Many other symptoms can be present in individuals affected by SLOS. Muscle and coordination problems are common, including low muscle tone and issues with motor control and development. Delayed speech, feeding difficulties, learning disabilities, behavioral problems, mental retardation and weak immune systems are often present as well. A high percentage of children with SLOS also have Autism, and many also develop hearing issues, vision problems, cataracts, scoliosis, osteoporosis, hypocholesterolemia, and Hirschsprung Disease.

SLOS can be diagnosed through the use of a specialized blood panel in which the lipids and 7-HDC in the blood stream is measured. Genetic testing can also confirm a diagnosis of SLOS. In a DNA test, mutations will be present in the DHCR7 gene.

In more mild cases of SLOS, dietary changes and supplemental therapies can be used to treat cholesterol deficiencies. Infusion therapy with synthetic cholesterol may also be necessary.
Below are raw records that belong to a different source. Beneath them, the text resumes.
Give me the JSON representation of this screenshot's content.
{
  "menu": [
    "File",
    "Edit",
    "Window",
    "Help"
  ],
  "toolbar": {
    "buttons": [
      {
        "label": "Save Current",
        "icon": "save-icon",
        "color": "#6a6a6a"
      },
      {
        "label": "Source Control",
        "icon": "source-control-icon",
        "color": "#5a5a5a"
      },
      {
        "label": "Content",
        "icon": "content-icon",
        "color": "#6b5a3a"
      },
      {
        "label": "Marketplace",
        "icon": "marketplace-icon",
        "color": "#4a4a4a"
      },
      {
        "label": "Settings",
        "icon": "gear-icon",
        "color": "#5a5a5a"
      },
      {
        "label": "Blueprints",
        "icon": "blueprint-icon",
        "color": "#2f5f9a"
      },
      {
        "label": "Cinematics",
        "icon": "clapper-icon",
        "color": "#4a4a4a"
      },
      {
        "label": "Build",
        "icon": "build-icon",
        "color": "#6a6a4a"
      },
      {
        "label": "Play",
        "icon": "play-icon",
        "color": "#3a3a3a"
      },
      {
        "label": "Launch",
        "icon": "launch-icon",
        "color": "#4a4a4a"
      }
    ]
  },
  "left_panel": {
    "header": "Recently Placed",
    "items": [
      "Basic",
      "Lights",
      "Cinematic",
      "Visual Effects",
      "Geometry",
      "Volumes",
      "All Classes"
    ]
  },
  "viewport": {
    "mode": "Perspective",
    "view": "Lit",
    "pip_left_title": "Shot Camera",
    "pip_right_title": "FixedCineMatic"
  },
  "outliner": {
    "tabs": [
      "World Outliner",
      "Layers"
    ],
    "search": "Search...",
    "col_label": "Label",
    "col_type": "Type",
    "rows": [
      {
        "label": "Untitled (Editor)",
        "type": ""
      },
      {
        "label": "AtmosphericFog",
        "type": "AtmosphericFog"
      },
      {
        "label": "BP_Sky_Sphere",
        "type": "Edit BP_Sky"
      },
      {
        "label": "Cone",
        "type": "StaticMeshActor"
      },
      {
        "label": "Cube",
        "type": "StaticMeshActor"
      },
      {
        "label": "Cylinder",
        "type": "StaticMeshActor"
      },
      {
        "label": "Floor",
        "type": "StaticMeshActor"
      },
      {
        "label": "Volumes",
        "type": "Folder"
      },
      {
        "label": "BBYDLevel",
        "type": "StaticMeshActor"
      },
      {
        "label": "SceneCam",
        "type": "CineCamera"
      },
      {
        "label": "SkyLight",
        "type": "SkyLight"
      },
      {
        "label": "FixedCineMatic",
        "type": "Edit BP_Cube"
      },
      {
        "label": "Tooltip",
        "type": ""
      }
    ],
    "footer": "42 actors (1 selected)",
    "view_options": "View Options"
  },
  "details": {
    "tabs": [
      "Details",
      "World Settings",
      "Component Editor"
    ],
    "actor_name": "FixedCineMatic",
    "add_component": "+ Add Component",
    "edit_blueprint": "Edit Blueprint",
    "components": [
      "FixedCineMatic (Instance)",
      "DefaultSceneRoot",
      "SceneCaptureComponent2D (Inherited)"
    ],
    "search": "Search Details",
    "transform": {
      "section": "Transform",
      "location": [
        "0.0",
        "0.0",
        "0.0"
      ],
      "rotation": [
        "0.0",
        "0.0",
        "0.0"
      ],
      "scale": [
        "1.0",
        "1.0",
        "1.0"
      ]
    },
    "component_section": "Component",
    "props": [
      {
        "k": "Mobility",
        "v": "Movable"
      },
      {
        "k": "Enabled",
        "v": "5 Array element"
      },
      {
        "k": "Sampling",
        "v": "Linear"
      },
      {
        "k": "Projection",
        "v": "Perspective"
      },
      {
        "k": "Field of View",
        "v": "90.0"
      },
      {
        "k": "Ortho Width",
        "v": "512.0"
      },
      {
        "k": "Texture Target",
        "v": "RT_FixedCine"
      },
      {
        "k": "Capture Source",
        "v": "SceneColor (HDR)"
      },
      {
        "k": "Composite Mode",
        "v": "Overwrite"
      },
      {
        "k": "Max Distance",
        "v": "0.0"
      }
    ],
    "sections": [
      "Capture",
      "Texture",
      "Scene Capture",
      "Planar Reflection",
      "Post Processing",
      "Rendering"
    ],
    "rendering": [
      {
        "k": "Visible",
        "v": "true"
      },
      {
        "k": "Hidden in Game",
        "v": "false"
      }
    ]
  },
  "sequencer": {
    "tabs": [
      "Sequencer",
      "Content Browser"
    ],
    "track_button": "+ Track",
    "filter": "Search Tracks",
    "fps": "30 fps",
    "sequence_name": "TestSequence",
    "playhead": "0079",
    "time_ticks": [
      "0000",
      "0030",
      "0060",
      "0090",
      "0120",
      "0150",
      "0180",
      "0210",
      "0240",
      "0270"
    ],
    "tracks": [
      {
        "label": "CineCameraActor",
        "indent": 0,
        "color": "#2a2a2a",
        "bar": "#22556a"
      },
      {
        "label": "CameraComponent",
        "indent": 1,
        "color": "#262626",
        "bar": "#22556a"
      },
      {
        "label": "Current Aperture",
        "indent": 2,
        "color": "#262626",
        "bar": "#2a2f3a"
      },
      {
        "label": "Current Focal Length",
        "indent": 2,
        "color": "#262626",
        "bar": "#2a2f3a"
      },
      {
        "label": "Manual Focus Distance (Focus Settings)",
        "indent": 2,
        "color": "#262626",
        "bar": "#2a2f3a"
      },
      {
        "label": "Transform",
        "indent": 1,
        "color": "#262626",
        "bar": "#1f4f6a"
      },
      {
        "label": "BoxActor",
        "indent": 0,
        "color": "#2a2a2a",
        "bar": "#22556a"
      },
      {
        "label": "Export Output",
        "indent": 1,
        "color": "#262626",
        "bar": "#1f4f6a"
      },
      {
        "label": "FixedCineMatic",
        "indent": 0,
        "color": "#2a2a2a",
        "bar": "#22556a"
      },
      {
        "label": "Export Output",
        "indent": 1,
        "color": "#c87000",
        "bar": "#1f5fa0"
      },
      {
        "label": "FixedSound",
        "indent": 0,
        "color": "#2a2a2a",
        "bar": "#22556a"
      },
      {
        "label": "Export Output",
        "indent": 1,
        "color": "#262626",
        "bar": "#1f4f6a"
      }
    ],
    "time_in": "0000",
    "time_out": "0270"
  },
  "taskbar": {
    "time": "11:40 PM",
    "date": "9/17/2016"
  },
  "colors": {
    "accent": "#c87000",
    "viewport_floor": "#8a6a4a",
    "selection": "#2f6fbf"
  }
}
Other treatments required depend on symptoms present and severity of symptoms.

In the most severe cases, where life-threatening organ malformations are present at birth, often very little can be done to treat the infant. In more mild cases however, treatments often focus on alleviating symptoms and assisting in development of motor and mental skills. Speech, physical, and behavioral therapies may be needed, and the level of daily supportive care necessary can vary widely from one case to the next.

Filing for Social Security Disability with Smith-Lemli-Opitz Syndrome

Although Smith-Lemli-Opitz Syndrome has been approved by the SSA for faster review and approval according to CAL guidelines, this does not mean your application will automatically be approved. You must still substantiate your claim by including expensive medical documentation in your application.

Your application should contain all medical records, including labs and other test results as well as statements from the different physicians who’ve treated the condition. The more detail you can place in your application for SSD, the less likely you are to see delays in the review and approval of disability benefits.

Your Smith-Lemli-Opitz Syndrome Social Security Disability Case

While Smith-Lemli-Opitz Syndrome is now considered among the conditions with expedited review procedures under the Compassionate Allowances program of the SSA, filing a claim with the diagnosis does not guarantee approval for disability benefits. You must still present a well documented case file and application. A Social Security Disability attorney can assist you in putting together your application and can help you get the appropriate documentation for satisfying the SSA’s requirements.